Brothers Jim Sheridan

Brothers Jim Sheridan
In addition to the feature-length commentary track with director Jim Sheridan, the Brothers DVD includes a brief supplement comparing this remake with the original Danish version directed by Susanne Bier. While mostly complementary, as it is essentially a series of interview clips with actors and filmmakers, they address the main distinction between the movies, which is that of gender perspective. The bare bones plot is the same, with Sam Cahill (Tobey Maguire) suffering as a prisoner of war while his wife Grace (Natalie Portman) believes him dead, seeking comfort from his brother Tommy (Jake Gyllenhaal). But where the original pivoted on male competition and woman as property, the remake is a psychologically simpler ordeal from a distinctly male point of view. This isn't a bad thing at all, as each film has its merits and weaknesses, given Bier's affinity for excess close-ups and piecemeal editing, and Sheridan's more fluid, cinematic approach. The most interesting factor in this fraternal tale of unanswerable questions is the mirroring of Sam's deterioration against Tommy's maturation and focus. Before Sam goes to war, Tommy is little more than an alcoholic criminal, refusing his lot in life. That is, until his brother is believed dead and he sees a void to fill, no longer being a disappointment in the shadow of a better man, stepping into the role of father and lover. The assertion is that of an inferior identity in relation to lifelong comparisons, giving the obvious title Brothers some added depth, acknowledging the bond, but not shying away from the more difficult associations of peer measurement and social expectations.

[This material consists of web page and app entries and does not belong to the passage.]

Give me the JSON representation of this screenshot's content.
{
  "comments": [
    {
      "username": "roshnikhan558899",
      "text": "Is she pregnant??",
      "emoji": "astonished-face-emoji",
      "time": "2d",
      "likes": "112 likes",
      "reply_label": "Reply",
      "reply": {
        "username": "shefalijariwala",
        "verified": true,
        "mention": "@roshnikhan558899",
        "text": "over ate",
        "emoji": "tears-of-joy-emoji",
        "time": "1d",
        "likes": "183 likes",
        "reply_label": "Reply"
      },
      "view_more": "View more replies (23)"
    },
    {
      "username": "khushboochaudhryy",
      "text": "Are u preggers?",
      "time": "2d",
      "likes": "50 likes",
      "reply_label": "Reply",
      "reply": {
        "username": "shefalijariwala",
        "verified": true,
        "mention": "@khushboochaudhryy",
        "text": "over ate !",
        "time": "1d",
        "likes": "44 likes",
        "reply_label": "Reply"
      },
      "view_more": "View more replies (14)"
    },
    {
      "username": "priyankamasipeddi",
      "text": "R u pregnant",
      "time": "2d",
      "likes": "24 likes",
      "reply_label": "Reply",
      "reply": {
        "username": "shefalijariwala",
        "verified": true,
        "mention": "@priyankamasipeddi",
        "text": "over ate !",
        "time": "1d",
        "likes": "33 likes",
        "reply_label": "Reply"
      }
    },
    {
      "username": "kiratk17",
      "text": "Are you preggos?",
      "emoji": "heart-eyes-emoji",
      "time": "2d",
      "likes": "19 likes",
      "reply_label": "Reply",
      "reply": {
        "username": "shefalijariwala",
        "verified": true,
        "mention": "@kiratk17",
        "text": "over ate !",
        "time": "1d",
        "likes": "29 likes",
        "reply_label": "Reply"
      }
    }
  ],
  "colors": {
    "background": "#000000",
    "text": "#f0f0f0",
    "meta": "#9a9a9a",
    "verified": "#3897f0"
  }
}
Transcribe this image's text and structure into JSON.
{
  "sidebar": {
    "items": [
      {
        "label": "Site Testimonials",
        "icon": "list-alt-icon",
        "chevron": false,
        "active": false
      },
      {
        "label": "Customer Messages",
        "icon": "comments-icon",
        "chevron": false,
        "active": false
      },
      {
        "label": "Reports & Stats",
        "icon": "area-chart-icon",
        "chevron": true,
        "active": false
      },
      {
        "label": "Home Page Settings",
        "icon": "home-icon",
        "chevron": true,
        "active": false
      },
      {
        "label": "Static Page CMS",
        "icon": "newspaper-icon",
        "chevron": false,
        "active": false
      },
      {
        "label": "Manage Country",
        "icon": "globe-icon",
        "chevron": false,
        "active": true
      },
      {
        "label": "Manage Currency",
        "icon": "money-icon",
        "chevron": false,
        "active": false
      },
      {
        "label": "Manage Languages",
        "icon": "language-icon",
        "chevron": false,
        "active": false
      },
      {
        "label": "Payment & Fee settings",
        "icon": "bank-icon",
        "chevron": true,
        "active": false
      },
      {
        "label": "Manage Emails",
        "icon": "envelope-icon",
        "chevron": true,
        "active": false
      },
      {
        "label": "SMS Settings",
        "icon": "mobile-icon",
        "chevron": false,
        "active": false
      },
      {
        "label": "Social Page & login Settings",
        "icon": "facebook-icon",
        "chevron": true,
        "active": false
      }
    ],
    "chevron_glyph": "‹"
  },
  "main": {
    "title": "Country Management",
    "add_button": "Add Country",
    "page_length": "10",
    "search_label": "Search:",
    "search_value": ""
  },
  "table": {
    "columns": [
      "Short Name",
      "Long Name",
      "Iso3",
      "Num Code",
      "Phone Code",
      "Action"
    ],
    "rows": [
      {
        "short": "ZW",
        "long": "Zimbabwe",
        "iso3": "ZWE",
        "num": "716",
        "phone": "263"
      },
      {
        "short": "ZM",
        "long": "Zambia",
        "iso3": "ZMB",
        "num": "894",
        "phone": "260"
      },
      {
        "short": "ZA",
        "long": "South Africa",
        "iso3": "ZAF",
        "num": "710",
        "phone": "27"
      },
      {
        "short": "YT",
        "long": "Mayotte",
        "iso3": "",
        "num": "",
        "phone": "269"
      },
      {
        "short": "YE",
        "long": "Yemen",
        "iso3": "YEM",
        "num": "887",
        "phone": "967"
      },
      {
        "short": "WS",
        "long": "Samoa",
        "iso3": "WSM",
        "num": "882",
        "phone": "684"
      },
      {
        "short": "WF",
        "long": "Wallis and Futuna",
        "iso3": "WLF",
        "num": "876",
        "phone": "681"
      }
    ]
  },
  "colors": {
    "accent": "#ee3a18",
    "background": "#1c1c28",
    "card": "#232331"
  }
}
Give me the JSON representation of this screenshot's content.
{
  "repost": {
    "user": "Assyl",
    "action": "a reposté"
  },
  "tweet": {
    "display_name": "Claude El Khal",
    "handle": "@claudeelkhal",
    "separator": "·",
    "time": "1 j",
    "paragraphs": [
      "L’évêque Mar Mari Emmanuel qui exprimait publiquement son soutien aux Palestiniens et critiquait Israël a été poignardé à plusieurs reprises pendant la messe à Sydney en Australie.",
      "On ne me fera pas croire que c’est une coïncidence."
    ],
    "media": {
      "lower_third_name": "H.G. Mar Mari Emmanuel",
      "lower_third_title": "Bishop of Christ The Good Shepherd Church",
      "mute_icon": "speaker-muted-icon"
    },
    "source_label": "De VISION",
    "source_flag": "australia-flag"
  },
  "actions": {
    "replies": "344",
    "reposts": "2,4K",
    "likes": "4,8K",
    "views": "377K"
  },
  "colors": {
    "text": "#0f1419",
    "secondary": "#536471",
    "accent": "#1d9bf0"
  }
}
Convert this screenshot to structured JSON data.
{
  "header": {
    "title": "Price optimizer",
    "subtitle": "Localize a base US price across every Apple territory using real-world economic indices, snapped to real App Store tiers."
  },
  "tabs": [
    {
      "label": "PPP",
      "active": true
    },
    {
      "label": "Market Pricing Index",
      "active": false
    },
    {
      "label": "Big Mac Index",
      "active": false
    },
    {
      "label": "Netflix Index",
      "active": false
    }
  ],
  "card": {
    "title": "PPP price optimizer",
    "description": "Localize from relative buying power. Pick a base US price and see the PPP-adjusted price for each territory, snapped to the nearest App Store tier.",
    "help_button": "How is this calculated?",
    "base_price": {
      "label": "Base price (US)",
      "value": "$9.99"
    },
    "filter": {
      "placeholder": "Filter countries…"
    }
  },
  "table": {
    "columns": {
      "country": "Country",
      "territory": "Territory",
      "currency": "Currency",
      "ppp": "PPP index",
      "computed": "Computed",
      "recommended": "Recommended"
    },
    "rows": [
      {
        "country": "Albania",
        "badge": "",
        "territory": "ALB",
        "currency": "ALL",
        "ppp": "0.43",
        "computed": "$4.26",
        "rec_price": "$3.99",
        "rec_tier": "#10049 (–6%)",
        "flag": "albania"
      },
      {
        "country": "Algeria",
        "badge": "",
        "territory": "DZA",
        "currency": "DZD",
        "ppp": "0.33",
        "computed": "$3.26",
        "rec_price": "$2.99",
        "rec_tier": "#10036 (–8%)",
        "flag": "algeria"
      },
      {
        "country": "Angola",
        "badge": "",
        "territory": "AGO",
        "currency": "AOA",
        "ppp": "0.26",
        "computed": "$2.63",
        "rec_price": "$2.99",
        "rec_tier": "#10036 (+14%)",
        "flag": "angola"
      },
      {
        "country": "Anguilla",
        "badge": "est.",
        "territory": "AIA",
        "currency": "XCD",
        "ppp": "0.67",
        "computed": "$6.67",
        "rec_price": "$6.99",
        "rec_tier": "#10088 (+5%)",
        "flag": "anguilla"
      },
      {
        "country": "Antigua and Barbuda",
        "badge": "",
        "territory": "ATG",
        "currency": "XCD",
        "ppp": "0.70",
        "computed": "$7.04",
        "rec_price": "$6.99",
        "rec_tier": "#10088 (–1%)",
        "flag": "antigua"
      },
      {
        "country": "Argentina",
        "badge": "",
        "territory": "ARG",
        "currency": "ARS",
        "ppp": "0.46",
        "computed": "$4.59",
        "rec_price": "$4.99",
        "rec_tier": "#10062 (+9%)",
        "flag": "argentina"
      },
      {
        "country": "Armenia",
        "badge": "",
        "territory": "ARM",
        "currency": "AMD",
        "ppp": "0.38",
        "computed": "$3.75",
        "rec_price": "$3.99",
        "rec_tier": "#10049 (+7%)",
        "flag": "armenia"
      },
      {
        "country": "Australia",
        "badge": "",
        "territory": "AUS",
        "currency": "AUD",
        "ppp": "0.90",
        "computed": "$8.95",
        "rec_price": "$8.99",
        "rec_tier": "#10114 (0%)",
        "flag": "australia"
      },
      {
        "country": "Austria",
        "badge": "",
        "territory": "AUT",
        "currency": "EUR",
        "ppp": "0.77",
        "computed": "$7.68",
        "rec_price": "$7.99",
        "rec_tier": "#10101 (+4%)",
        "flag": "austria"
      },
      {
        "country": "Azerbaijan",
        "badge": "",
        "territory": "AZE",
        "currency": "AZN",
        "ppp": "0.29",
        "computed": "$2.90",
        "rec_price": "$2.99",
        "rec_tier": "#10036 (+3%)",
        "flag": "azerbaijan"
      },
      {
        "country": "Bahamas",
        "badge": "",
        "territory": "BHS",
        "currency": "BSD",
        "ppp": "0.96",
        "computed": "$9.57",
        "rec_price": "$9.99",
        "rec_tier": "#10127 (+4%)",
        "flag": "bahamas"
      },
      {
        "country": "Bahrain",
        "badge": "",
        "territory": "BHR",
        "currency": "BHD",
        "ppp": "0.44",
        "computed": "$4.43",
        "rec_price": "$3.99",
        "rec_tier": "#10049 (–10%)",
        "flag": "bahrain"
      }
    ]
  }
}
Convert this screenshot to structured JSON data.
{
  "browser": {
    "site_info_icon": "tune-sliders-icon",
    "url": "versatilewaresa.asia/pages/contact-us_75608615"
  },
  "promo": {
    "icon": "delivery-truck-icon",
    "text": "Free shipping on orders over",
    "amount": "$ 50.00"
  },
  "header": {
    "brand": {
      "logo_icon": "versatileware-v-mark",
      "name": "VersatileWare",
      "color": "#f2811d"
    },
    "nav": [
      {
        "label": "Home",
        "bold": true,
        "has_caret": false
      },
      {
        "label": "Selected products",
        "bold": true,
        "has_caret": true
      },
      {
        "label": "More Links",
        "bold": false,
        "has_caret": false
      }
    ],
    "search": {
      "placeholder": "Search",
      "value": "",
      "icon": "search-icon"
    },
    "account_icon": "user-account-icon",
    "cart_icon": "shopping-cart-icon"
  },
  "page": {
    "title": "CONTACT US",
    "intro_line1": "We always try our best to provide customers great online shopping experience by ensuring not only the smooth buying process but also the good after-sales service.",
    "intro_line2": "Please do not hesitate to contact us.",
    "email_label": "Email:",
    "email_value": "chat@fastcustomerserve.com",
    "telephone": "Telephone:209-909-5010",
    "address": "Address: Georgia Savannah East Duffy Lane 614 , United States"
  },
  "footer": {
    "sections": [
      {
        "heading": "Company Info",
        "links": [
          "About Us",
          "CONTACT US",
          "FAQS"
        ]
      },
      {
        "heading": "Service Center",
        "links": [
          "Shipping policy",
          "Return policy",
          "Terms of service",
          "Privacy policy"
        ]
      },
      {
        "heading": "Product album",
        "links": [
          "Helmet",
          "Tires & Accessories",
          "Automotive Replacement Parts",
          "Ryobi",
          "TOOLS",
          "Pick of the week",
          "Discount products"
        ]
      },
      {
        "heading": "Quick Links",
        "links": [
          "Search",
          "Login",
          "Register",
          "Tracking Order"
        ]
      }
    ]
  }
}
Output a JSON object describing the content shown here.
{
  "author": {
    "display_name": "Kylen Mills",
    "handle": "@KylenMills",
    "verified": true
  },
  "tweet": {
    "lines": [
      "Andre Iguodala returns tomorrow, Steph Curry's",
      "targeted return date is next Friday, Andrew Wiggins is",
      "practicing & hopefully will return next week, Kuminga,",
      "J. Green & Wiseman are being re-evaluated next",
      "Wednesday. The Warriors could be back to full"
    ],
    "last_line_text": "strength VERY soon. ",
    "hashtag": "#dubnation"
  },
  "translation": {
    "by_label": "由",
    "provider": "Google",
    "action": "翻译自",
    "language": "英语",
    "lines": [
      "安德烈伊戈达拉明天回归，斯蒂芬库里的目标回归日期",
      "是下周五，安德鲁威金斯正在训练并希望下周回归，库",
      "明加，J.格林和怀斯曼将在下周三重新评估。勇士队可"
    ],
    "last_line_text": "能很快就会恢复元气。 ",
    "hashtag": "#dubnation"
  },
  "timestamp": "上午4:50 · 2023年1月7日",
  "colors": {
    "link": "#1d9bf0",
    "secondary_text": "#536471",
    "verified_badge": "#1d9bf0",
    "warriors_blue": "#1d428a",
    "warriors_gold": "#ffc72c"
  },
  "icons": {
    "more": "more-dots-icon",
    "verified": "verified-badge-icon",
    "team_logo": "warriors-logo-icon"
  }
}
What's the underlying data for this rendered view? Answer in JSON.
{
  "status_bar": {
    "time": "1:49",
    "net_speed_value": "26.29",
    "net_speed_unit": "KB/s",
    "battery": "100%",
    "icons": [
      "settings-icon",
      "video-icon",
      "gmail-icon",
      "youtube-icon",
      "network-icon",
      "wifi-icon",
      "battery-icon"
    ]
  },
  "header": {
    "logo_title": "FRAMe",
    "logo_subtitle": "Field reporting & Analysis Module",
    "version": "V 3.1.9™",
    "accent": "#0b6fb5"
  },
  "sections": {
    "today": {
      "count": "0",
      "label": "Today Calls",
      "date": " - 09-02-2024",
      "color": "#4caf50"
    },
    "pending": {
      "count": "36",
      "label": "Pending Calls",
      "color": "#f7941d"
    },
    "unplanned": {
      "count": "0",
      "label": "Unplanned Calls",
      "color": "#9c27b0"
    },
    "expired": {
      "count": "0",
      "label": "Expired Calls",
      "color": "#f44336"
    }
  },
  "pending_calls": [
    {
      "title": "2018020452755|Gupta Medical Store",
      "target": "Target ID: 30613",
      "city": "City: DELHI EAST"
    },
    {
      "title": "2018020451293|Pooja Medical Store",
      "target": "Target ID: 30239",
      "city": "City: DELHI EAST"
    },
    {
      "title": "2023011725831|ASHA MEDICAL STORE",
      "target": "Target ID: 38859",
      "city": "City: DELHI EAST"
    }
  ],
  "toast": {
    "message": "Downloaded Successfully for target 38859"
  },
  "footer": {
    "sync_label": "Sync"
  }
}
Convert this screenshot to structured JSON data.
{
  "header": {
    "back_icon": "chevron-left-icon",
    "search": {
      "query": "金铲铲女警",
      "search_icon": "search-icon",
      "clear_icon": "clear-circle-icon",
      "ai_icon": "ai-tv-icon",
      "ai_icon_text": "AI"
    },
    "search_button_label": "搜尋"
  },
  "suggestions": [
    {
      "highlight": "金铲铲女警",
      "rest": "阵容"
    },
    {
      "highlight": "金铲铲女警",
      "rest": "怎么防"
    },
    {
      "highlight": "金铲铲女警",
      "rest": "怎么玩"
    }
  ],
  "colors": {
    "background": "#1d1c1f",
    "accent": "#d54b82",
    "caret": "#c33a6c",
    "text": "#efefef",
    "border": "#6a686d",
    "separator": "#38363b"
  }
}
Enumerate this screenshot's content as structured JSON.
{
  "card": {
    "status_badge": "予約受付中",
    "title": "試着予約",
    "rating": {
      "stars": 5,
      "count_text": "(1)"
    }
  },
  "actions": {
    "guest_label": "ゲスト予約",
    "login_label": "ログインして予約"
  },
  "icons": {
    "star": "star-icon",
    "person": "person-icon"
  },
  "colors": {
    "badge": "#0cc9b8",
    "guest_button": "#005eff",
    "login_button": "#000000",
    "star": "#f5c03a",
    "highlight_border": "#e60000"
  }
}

Much ado was made over Tobey Maguire's intense performance and dramatic weight loss for the film, which is indeed the most obvious transformation of the movie, but where the subtlety and heart come from is in Portman and Gyllenhaal's quiet portrayal of two broken people helping each other find a way to continue in the face of immense grief. (Alliance)